Could you copy out all of the entries exactly?

*Data entries:*
___

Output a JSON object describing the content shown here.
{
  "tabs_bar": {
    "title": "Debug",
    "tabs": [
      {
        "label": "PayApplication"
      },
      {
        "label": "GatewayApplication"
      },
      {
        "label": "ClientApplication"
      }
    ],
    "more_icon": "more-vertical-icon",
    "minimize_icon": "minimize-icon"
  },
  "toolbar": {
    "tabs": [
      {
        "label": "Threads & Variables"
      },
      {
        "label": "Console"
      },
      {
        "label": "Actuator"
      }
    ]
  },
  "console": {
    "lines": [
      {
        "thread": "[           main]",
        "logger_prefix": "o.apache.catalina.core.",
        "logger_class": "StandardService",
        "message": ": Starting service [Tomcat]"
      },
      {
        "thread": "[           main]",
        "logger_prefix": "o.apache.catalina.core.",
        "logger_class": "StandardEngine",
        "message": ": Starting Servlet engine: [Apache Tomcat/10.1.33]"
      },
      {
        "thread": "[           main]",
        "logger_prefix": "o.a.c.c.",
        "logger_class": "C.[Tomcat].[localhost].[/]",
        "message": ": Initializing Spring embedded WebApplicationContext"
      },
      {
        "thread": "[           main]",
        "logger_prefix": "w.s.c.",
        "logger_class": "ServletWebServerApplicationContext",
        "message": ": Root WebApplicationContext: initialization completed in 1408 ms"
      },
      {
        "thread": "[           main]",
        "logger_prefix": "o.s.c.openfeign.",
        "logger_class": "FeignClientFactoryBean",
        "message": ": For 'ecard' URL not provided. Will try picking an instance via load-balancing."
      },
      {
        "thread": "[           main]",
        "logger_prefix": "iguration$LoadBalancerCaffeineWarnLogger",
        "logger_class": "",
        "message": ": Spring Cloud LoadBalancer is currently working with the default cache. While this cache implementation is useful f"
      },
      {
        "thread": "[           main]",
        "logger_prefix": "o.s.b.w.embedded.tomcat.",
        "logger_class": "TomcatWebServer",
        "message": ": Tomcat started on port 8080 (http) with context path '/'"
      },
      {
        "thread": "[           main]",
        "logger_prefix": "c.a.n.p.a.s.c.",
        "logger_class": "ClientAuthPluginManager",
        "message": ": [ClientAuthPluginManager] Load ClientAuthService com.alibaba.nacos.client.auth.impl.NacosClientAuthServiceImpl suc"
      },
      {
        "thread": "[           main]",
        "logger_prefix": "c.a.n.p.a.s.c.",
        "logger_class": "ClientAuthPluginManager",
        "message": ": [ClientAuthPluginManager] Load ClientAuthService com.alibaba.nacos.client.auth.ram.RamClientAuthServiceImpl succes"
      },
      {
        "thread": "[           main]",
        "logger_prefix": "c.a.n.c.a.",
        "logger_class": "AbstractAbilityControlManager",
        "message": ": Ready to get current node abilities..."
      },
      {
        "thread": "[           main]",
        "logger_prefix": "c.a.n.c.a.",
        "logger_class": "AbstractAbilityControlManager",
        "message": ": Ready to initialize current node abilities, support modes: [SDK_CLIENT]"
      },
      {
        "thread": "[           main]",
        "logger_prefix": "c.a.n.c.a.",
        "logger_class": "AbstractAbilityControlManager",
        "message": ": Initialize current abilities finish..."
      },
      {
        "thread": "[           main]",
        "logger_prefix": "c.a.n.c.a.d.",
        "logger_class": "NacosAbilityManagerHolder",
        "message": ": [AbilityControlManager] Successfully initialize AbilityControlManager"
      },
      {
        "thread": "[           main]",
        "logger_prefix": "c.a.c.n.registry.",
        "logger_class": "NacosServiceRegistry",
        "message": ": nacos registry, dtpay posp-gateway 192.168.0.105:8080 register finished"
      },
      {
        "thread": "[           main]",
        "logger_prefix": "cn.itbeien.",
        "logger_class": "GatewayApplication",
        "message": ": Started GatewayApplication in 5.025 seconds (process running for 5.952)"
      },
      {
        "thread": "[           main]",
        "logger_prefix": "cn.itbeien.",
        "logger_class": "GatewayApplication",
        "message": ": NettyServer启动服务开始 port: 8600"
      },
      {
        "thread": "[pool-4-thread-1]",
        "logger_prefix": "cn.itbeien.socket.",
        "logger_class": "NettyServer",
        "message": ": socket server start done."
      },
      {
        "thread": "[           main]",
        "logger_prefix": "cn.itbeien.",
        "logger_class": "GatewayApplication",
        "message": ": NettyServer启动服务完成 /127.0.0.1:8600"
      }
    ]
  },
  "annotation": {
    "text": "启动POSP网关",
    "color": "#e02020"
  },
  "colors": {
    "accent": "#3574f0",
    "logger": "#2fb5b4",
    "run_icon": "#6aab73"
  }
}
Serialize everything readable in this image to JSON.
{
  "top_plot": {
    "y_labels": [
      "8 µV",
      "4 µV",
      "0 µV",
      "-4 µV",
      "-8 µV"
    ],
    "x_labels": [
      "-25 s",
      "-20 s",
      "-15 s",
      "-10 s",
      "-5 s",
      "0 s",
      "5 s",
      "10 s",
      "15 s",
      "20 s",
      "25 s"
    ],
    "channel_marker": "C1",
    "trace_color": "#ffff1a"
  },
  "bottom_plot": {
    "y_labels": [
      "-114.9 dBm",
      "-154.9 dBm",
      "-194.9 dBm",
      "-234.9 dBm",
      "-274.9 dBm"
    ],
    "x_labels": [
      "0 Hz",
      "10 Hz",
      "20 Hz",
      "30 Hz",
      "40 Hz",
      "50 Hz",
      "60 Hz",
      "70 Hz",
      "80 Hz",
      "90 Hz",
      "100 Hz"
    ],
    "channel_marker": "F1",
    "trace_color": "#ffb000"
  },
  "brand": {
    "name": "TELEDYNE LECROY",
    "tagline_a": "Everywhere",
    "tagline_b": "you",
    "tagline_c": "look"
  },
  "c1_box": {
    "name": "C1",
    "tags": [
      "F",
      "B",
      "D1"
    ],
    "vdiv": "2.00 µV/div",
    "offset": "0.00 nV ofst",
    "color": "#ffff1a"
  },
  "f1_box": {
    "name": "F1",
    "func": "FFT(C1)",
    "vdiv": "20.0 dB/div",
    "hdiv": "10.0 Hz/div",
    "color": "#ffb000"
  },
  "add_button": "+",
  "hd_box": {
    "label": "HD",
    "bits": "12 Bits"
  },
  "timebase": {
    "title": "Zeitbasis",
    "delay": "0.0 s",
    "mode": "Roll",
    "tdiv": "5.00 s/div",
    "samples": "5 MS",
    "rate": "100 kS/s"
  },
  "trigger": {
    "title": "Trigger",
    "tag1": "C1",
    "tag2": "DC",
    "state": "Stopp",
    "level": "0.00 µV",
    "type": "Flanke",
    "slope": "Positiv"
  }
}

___

*EXERCISE SOLUTION:*
Output a JSON object describing the content shown here.
{
  "tabs_bar": {
    "title": "Debug",
    "tabs": [
      {
        "label": "PayApplication"
      },
      {
        "label": "GatewayApplication"
      },
      {
        "label": "ClientApplication"
      }
    ],
    "more_icon": "more-vertical-icon",
    "minimize_icon": "minimize-icon"
  },
  "toolbar": {
    "tabs": [
      {
        "label": "Threads & Variables"
      },
      {
        "label": "Console"
      },
      {
        "label": "Actuator"
      }
    ]
  },
  "console": {
    "lines": [
      {
        "thread": "[           main]",
        "logger_prefix": "o.apache.catalina.core.",
        "logger_class": "StandardService",
        "message": ": Starting service [Tomcat]"
      },
      {
        "thread": "[           main]",
        "logger_prefix": "o.apache.catalina.core.",
        "logger_class": "StandardEngine",
        "message": ": Starting Servlet engine: [Apache Tomcat/10.1.33]"
      },
      {
        "thread": "[           main]",
        "logger_prefix": "o.a.c.c.",
        "logger_class": "C.[Tomcat].[localhost].[/]",
        "message": ": Initializing Spring embedded WebApplicationContext"
      },
      {
        "thread": "[           main]",
        "logger_prefix": "w.s.c.",
        "logger_class": "ServletWebServerApplicationContext",
        "message": ": Root WebApplicationContext: initialization completed in 1408 ms"
      },
      {
        "thread": "[           main]",
        "logger_prefix": "o.s.c.openfeign.",
        "logger_class": "FeignClientFactoryBean",
        "message": ": For 'ecard' URL not provided. Will try picking an instance via load-balancing."
      },
      {
        "thread": "[           main]",
        "logger_prefix": "iguration$LoadBalancerCaffeineWarnLogger",
        "logger_class": "",
        "message": ": Spring Cloud LoadBalancer is currently working with the default cache. While this cache implementation is useful f"
      },
      {
        "thread": "[           main]",
        "logger_prefix": "o.s.b.w.embedded.tomcat.",
        "logger_class": "TomcatWebServer",
        "message": ": Tomcat started on port 8080 (http) with context path '/'"
      },
      {
        "thread": "[           main]",
        "logger_prefix": "c.a.n.p.a.s.c.",
        "logger_class": "ClientAuthPluginManager",
        "message": ": [ClientAuthPluginManager] Load ClientAuthService com.alibaba.nacos.client.auth.impl.NacosClientAuthServiceImpl suc"
      },
      {
        "thread": "[           main]",
        "logger_prefix": "c.a.n.p.a.s.c.",
        "logger_class": "ClientAuthPluginManager",
        "message": ": [ClientAuthPluginManager] Load ClientAuthService com.alibaba.nacos.client.auth.ram.RamClientAuthServiceImpl succes"
      },
      {
        "thread": "[           main]",
        "logger_prefix": "c.a.n.c.a.",
        "logger_class": "AbstractAbilityControlManager",
        "message": ": Ready to get current node abilities..."
      },
      {
        "thread": "[           main]",
        "logger_prefix": "c.a.n.c.a.",
        "logger_class": "AbstractAbilityControlManager",
        "message": ": Ready to initialize current node abilities, support modes: [SDK_CLIENT]"
      },
      {
        "thread": "[           main]",
        "logger_prefix": "c.a.n.c.a.",
        "logger_class": "AbstractAbilityControlManager",
        "message": ": Initialize current abilities finish..."
      },
      {
        "thread": "[           main]",
        "logger_prefix": "c.a.n.c.a.d.",
        "logger_class": "NacosAbilityManagerHolder",
        "message": ": [AbilityControlManager] Successfully initialize AbilityControlManager"
      },
      {
        "thread": "[           main]",
        "logger_prefix": "c.a.c.n.registry.",
        "logger_class": "NacosServiceRegistry",
        "message": ": nacos registry, dtpay posp-gateway 192.168.0.105:8080 register finished"
      },
      {
        "thread": "[           main]",
        "logger_prefix": "cn.itbeien.",
        "logger_class": "GatewayApplication",
        "message": ": Started GatewayApplication in 5.025 seconds (process running for 5.952)"
      },
      {
        "thread": "[           main]",
        "logger_prefix": "cn.itbeien.",
        "logger_class": "GatewayApplication",
        "message": ": NettyServer启动服务开始 port: 8600"
      },
      {
        "thread": "[pool-4-thread-1]",
        "logger_prefix": "cn.itbeien.socket.",
        "logger_class": "NettyServer",
        "message": ": socket server start done."
      },
      {
        "thread": "[           main]",
        "logger_prefix": "cn.itbeien.",
        "logger_class": "GatewayApplication",
        "message": ": NettyServer启动服务完成 /127.0.0.1:8600"
      }
    ]
  },
  "annotation": {
    "text": "启动POSP网关",
    "color": "#e02020"
  },
  "colors": {
    "accent": "#3574f0",
    "logger": "#2fb5b4",
    "run_icon": "#6aab73"
  }
}
Serialize everything readable in this image to JSON.
{
  "top_plot": {
    "y_labels": [
      "8 µV",
      "4 µV",
      "0 µV",
      "-4 µV",
      "-8 µV"
    ],
    "x_labels": [
      "-25 s",
      "-20 s",
      "-15 s",
      "-10 s",
      "-5 s",
      "0 s",
      "5 s",
      "10 s",
      "15 s",
      "20 s",
      "25 s"
    ],
    "channel_marker": "C1",
    "trace_color": "#ffff1a"
  },
  "bottom_plot": {
    "y_labels": [
      "-114.9 dBm",
      "-154.9 dBm",
      "-194.9 dBm",
      "-234.9 dBm",
      "-274.9 dBm"
    ],
    "x_labels": [
      "0 Hz",
      "10 Hz",
      "20 Hz",
      "30 Hz",
      "40 Hz",
      "50 Hz",
      "60 Hz",
      "70 Hz",
      "80 Hz",
      "90 Hz",
      "100 Hz"
    ],
    "channel_marker": "F1",
    "trace_color": "#ffb000"
  },
  "brand": {
    "name": "TELEDYNE LECROY",
    "tagline_a": "Everywhere",
    "tagline_b": "you",
    "tagline_c": "look"
  },
  "c1_box": {
    "name": "C1",
    "tags": [
      "F",
      "B",
      "D1"
    ],
    "vdiv": "2.00 µV/div",
    "offset": "0.00 nV ofst",
    "color": "#ffff1a"
  },
  "f1_box": {
    "name": "F1",
    "func": "FFT(C1)",
    "vdiv": "20.0 dB/div",
    "hdiv": "10.0 Hz/div",
    "color": "#ffb000"
  },
  "add_button": "+",
  "hd_box": {
    "label": "HD",
    "bits": "12 Bits"
  },
  "timebase": {
    "title": "Zeitbasis",
    "delay": "0.0 s",
    "mode": "Roll",
    "tdiv": "5.00 s/div",
    "samples": "5 MS",
    "rate": "100 kS/s"
  },
  "trigger": {
    "title": "Trigger",
    "tag1": "C1",
    "tag2": "DC",
    "state": "Stopp",
    "level": "0.00 µV",
    "type": "Flanke",
    "slope": "Positiv"
  }
}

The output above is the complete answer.